How About Later?

A student stressing over the amount of work he needs to get done. Photo credit:

Janet Liu, Staff Writer

Midterm week is around the corner. Have you started reviewing? Most people, like me, will wait until the night before the exam. Here are four common reasons why we procrastinate:


  • You don’t think you will do well at the moment. “I am not ready,” “I don’t know what is happening,” “I am going to fail the assignment,” and “I don’t have the ability to accomplish this” are just some of the many excuses we give to ourselves to push our work to a later time. To avoid this, it is important to reduce our self-doubt.
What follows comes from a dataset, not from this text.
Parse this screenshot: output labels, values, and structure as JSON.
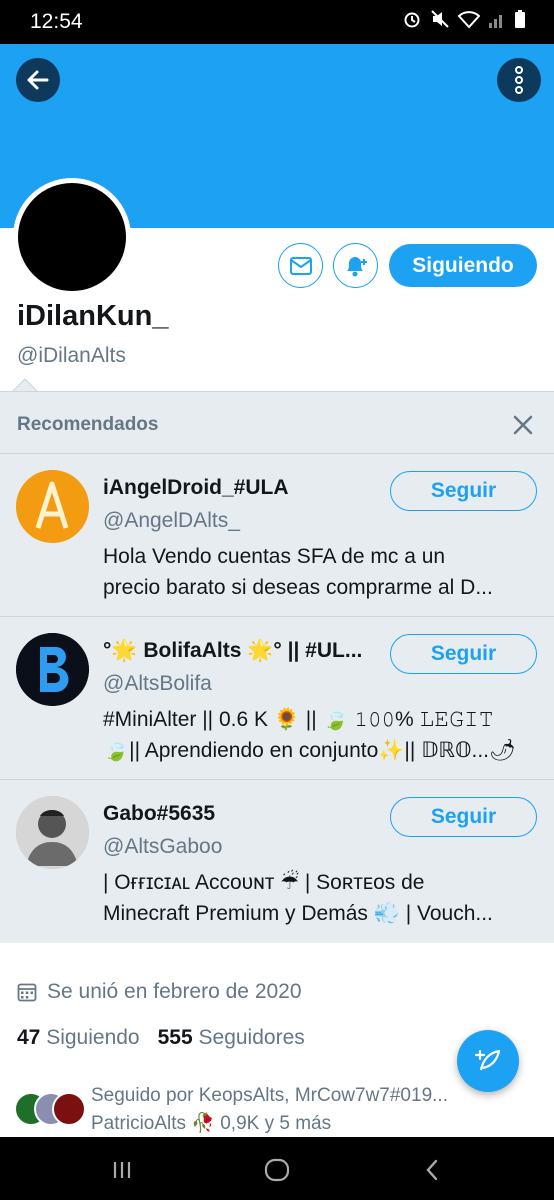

Instead of saying “I can’t,” assure yourself by adopting a “I can learn as I go” mindset.
  • You want to avoid discomfort. It is common for us to take the easy route. If you are like me, calculus homework and stacks of chemistry notes will make your head dizzy. I am sure nobody would want to go through such a painful experience. To tackle this challenge, tell yourself “I will do this for only 10 minutes.” Once you start, it will become easier to keep going.
  • Tomorrow sounds better. Phrases such as “I’ll feel more engaged if I start tomorrow” and “I work better under pressure” are lies we allow ourselves to believe. In fact, when the deadline rapidly approaches, effort put into our assignments are minimal as time becomes more constrained. Having a planner is a great way to avoid manipulating your mindset and timeline. Planners will remind you of the limited hours you have to complete an assignment and help you manage time more effectively.
  • There are no consequences. So what if we do it at a later time? If we don’t have enough time to finish or study, we can always pull an all-nighter and get it done. What most students don’t realize, however, is that this practice can, in fact, cause serious health issues in the long run: weakened immune system, difficulty falling asleep, and gastrointestinal problems.


Now that you have finished reading, get started on your assignments!